Kirsten Engel, David Gantz, Robert Glennon, Marc Miller, James E. Rogers College of Law
THURSDAYS 10:00 a.m. until 12:00 p.m.
May 2, 9, 16, 23, 30, 2013
Watch An Introductory Video
Our global environmental problems need attention from almost all legal disciplines, including constitutional law, property law, natural resources regulation, and international and comparative law. This timely class presents core issues in environmental law – broadly construed -- based on cutting-edge research by faculty at the College of Law. The issues are: how environmental law can be grounded in water law (Glennon); environmental law's constraints and competing concerns within the context of international trade (Gantz); how migration of species is and can be regulated, with special reference to invasive species (Miller); the contested climate-change challenge, with a focus on the pressing question of which role our courts are and should be playing(Engel); the potential for constructive interaction between traditional land law and environmental law (Stavang).
ENDRE STAVANG is Professor of Law at the University of Oslo and Visiting Scholar in Residence (2012-13) at the University of Arizona James E. Rogers College of Law. He initiated the Research Group on Natural Resource Law in Oslo and leads its property team. Stavang was a Fulbright research scholar for one year at Yale Law School and has hands on experience as an appellate court judge and an in-house oil, gas, and energy lawyer.
ROBERT GLENNON is the author of Unquenchable: America’s Water Crisis and What To Do About It, which was published in April 2009 by Island Press. His previous books include the highly-acclaimed Water Follies: Groundwater Pumping and the Fate of America’s Fresh Waters (2002). Glennon is Regents Professor and Morris K. Udall Professor of Law and Public Policy in the Rogers College of Law at the University of Arizona.

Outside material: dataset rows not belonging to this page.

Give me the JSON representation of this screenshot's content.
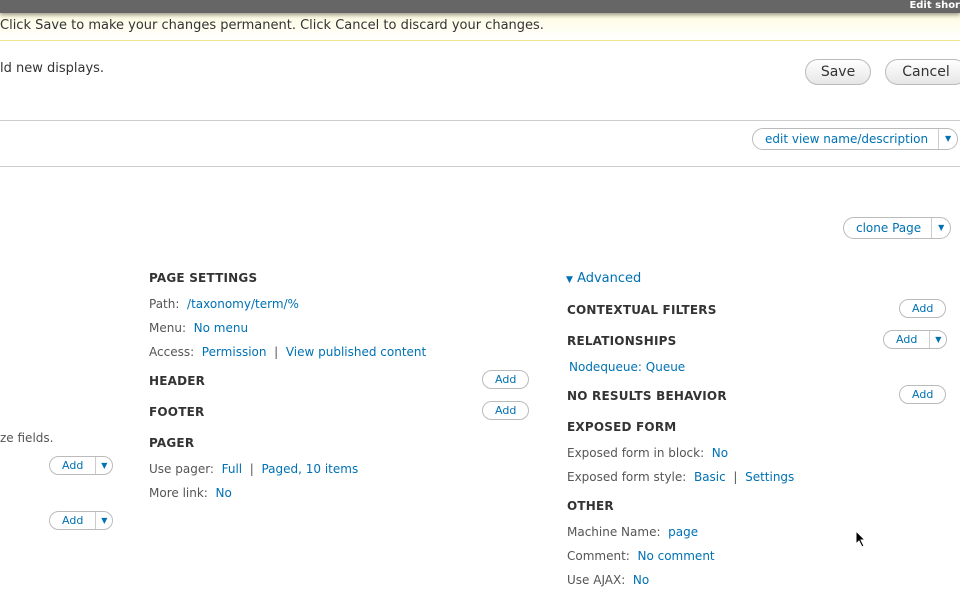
{
  "topbar": {
    "title": "Edit shor"
  },
  "message": "Click Save to make your changes permanent. Click Cancel to discard your changes.",
  "intro": "ld new displays.",
  "buttons": {
    "save": "Save",
    "cancel": "Cancel",
    "edit_view": "edit view name/description",
    "clone": "clone Page",
    "add": "Add",
    "dropdown": "▼"
  },
  "left": {
    "text": "ze fields."
  },
  "page_settings": {
    "title": "PAGE SETTINGS",
    "path": {
      "label": "Path:",
      "value": "/taxonomy/term/%"
    },
    "menu": {
      "label": "Menu:",
      "value": "No menu"
    },
    "access": {
      "label": "Access:",
      "value": "Permission",
      "sep": "|",
      "value2": "View published content"
    }
  },
  "header": "HEADER",
  "footer": "FOOTER",
  "pager": {
    "title": "PAGER",
    "use": {
      "label": "Use pager:",
      "value": "Full",
      "sep": "|",
      "value2": "Paged, 10 items"
    },
    "more": {
      "label": "More link:",
      "value": "No"
    }
  },
  "advanced": {
    "toggle": "Advanced",
    "contextual": "CONTEXTUAL FILTERS",
    "relationships": "RELATIONSHIPS",
    "relationship_item": "Nodequeue: Queue",
    "no_results": "NO RESULTS BEHAVIOR",
    "exposed": {
      "title": "EXPOSED FORM",
      "block": {
        "label": "Exposed form in block:",
        "value": "No"
      },
      "style": {
        "label": "Exposed form style:",
        "value": "Basic",
        "sep": "|",
        "value2": "Settings"
      }
    },
    "other": {
      "title": "OTHER",
      "machine": {
        "label": "Machine Name:",
        "value": "page"
      },
      "comment": {
        "label": "Comment:",
        "value": "No comment"
      },
      "ajax": {
        "label": "Use AJAX:",
        "value": "No"
      }
    }
  }
}
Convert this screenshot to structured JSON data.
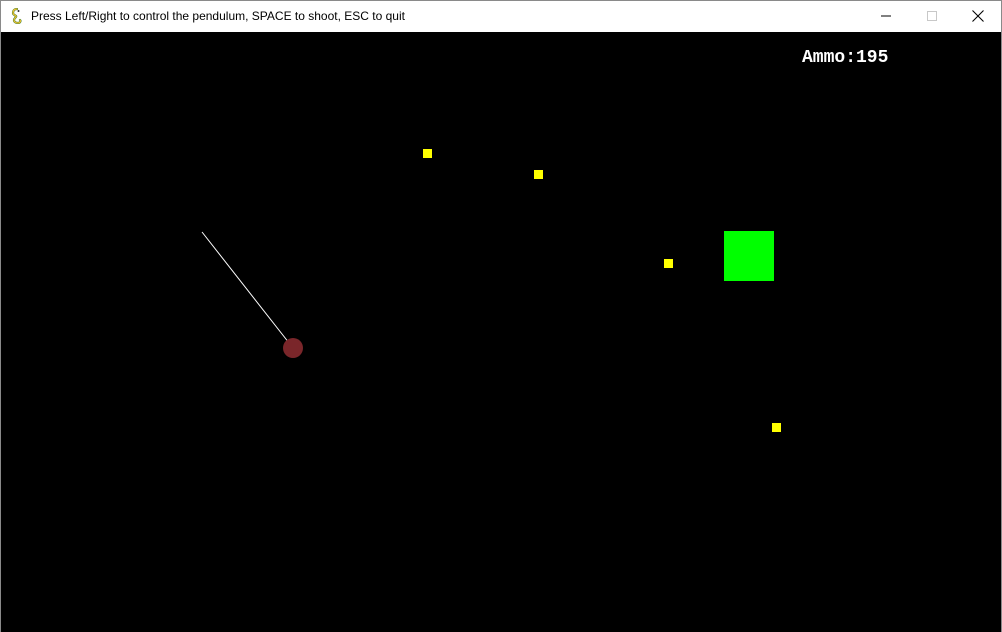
{
  "window": {
    "title": "Press Left/Right to control the pendulum, SPACE to shoot, ESC to quit",
    "app_icon": "pygame-snake-icon",
    "controls": [
      "minimize-icon",
      "maximize-icon",
      "close-icon"
    ]
  },
  "hud": {
    "ammo_text": "Ammo:195",
    "ammo_value": 195
  },
  "colors": {
    "background": "#000000",
    "rope": "#ffffff",
    "bob": "#7a262a",
    "bullet": "#ffff00",
    "target": "#00ff00",
    "hud_text": "#ffffff"
  }
}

DAVID GANTZ is Samuel M. Fegtly Professor of Law and Director, International Trade Law Program. He teaches/has taught International Trade Law, International Environmental Law NAFTA and Other Trade Agreements, Public International Law, Introduction to American Law and European Union Law. He is a graduate of Stanford Law School, and his contributions to public and institutional service and he has received many awards bout for this and for his teaching.
MARC L. MILLER is the Interim Dean & Ralph W. Bilby Professor at the University of Arizona College of Law. Dean Miller taught at Emory University Law School from 1988-2005, where he served as Associate Dean for Faculty and Scholarship (2003-2005). He is a graduate of the University of Chicago Law School and the author of more than 70 articles and essays on a wide range of environmental, criminal justice, immigration and legal theory topics. He currently serves as a series editor for The Edge - books focused on the intersection of environmental science, law, and policy. Dean Miller has been a visiting professor at Stanford Law School and Duke Law School. Dean Miller is a member of the American Law Institute (ALI), and an advisor to various criminal justice and environmental publications and organizations.
KIRSTEN ENGEL is the Associate Dean for Academic Affairs and Professor of Law at the James E. Rogers College of Law at the University of Arizona where she teaches and researches in the areas of environmental and administrative law. The emphasis of her more recent scholarship is the response of state and local governments to climate change in the United States and especially the constitutional and economic impediments these governments face seeking to mitigate climate change in the absence of comprehensive federal climate change legislation. Dean Engel is the co-author of an environmental law textbook, book chapters and articles. Her work appears in journals such as the UCLA Law Review Discourse, the Minnesota Law Review, and the Ecology Law Quarterly. Prior to joining the law faculty at the University of Arizona, Dean Engel held numerous permanent and temporary appointments within academia and in the public and nonprofit sectors, including the U.S. Environmental Protection Agency, the Massachusetts' Attorney General's Office, and Harvard, Vanderbilt, and Tulane Law Schools.